Stick with something simple to start with. A circle or A line skirt would be a good way in. You can find a tutorial for making a circle skirt here!
Which patterns should I use?
Patterns can be unbelievably confusing and being able to make sense of them can be a skill in itself! Although I haven’t used them myself, I have a friend who always says that the Colette patterns are very good and very clear.
The problem I often find with patterns that claim to be easy is that, in my experience, you usually end up with something shapeless!
It’s perfectly possible to make things without using a pattern. You can find plenty of tutorials here on my blog and there are lots elsewhere on the web too.

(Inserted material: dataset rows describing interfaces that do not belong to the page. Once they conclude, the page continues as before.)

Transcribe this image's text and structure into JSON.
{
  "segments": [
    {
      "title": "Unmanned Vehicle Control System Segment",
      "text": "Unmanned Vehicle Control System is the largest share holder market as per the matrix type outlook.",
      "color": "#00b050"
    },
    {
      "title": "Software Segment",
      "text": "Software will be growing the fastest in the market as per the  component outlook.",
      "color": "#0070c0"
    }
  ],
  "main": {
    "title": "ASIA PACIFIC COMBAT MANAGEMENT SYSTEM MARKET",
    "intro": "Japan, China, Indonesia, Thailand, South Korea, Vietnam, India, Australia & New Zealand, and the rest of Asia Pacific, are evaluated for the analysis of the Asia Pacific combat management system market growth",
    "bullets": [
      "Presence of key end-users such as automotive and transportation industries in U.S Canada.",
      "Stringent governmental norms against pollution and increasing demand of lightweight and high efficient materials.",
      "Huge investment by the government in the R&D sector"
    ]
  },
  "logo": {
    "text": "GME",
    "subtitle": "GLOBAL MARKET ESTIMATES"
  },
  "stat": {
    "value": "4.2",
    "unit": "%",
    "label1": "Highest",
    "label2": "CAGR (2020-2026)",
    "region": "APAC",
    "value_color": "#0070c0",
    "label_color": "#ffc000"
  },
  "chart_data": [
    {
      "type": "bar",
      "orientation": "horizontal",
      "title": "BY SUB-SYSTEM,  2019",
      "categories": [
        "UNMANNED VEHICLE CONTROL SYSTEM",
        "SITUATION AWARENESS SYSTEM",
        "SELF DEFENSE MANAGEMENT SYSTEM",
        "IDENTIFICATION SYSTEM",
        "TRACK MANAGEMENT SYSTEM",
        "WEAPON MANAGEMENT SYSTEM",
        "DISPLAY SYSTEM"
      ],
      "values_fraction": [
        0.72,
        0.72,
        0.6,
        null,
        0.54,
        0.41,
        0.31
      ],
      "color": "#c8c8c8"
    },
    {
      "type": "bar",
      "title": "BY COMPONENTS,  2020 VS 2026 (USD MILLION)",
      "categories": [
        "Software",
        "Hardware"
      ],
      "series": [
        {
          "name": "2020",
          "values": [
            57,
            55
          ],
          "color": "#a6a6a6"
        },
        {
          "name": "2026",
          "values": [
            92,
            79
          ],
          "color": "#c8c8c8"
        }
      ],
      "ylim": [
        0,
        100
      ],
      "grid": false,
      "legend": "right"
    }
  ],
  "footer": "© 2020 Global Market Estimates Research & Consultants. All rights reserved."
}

What skills are useful to know?
Knowing how to attach a waistband is useful and the same technique can be applied to using bias binding to finish armholes, necklines and hems . You can read about attaching a waistband and using bias binding to finish a hem in this circle skirt tutorial, and finishing armholes and a neckline in this dress tutorial.
Being able to sew in a zip is also handy. You can find a tutorial for doing that here.
Knowing how to and where to sew darts can be the difference between making something that fits well and something that just ends up taking up space in your wardrobe.
Why are my stitches are loopy?
Check the tension on your sewing machine. 4 is usally a good number for most fabrics. If it is on 4 and still the stitches are loopy, adjust the tension dial.
If the loops are at the bottom, increase it.
If the loops are at the top, decrease it.
If that does not work, take the bobbin out and give the bobbin area a clean with a dry paint brush, then rethread the machine.
Why does the thing I’ve made not fit?
If you are using a pattern, do not be fooled into thinking that the size guide on the back bears any relation at all to normal dress sizes.
Measure yourself with a tape measure and check your measurements against the sizes on the back of the packet.
Make sure that when you are sewing up, you follow the guidance about how much to allow for the seam allowance.
The surest way to end up with something that fits is to keep trying it on.
If you have already made it and it’s too big, try taking it in. Put the garment on inside out and pin the side seams. If there are darts, you might need to take those in too.
If it is too small, unfortunately that is harder to fix. You might be able to let the seams out and darts if there is enough fabric. If it is still to tight, you might have to consider upcycling it into something else.
The thing I made is shapeless. How do I fix it?
If it is shapeless, it is probably because it doesn’t fit very well. The way to fix this is to try it on inside out and pin the seams so that it is a closer fit. If the seams are fine but it is baggy in other places, try adding some darts. You can read about darts here in this post, A Guide to Pattern Pieces.
If none of that works, you might have to get inventive! A belt? Or maybe you’ll just have to cut your losses and turn it into something else.
You can read about how I turned a shapeless disaster of a dress into a wearable skirt here.
Here’s a bonus one!
Why does the thing I made not hang right?
In order for clothes to hang right, the grain needs to be straight on the up and down lines of the pieces. So is you are cutting out a sleeve, the line running from shoulder to wrist should run parallel with the selvedge (the woven edges on each side of the fabric). With a top or a bodice, the grain should run parallel with the centre line. Skirts are the same, the grain needs to run up and down the centre. If you are cutting out a skirt piece on the fold, the folded edge will usually be on the grain.
And here’s another bonus one!
I want to make my own stuff without using a pattern. Where do I start?
The first thing you will need to do is take your measurements and record them somewhere.
Starting with something simple is a good place to begin, like a circle skirt or a simple top.
Identify clothes in your wardrobe and on the internet that you like. Draw a sketch and try to come up with a plan for how you will make it. Keep it simple and if you are worried, try practising with some cheaper or old fabric first.